Your instructions
Going through the lines below, tally those that include "title", and give only the number.

Data records for software interfaces:
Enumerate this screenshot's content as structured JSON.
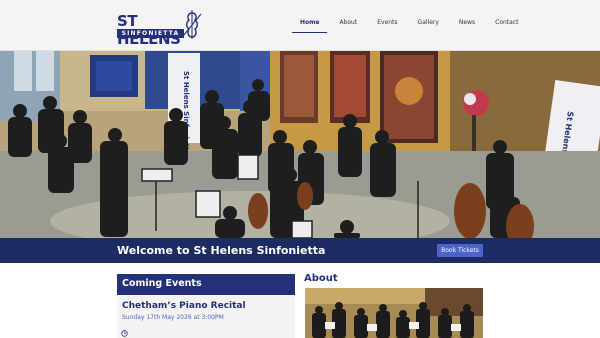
{
  "logo": {
    "line1": "ST HELENS",
    "line2": "SINFONIETTA"
  },
  "nav": {
    "items": [
      {
        "label": "Home",
        "active": true
      },
      {
        "label": "About",
        "active": false
      },
      {
        "label": "Events",
        "active": false
      },
      {
        "label": "Gallery",
        "active": false
      },
      {
        "label": "News",
        "active": false
      },
      {
        "label": "Contact",
        "active": false
      }
    ]
  },
  "hero": {
    "banner_left_text": "St Helens Sinfonietta",
    "banner_right_text": "St Helens Sinfonietta"
  },
  "welcome": {
    "title": "Welcome to St Helens Sinfonietta",
    "button_label": "Book Tickets"
  },
  "events": {
    "heading": "Coming Events",
    "items": [
      {
        "title": "Chetham’s Piano Recital",
        "date": "Sunday 17th May 2026 at 3:00PM"
      }
    ]
  },
  "about": {
    "heading": "About"
  },
  "colors": {
    "brand": "#24317a",
    "band": "#1d2b63",
    "accent": "#4c63c9"
  }
}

Reply
2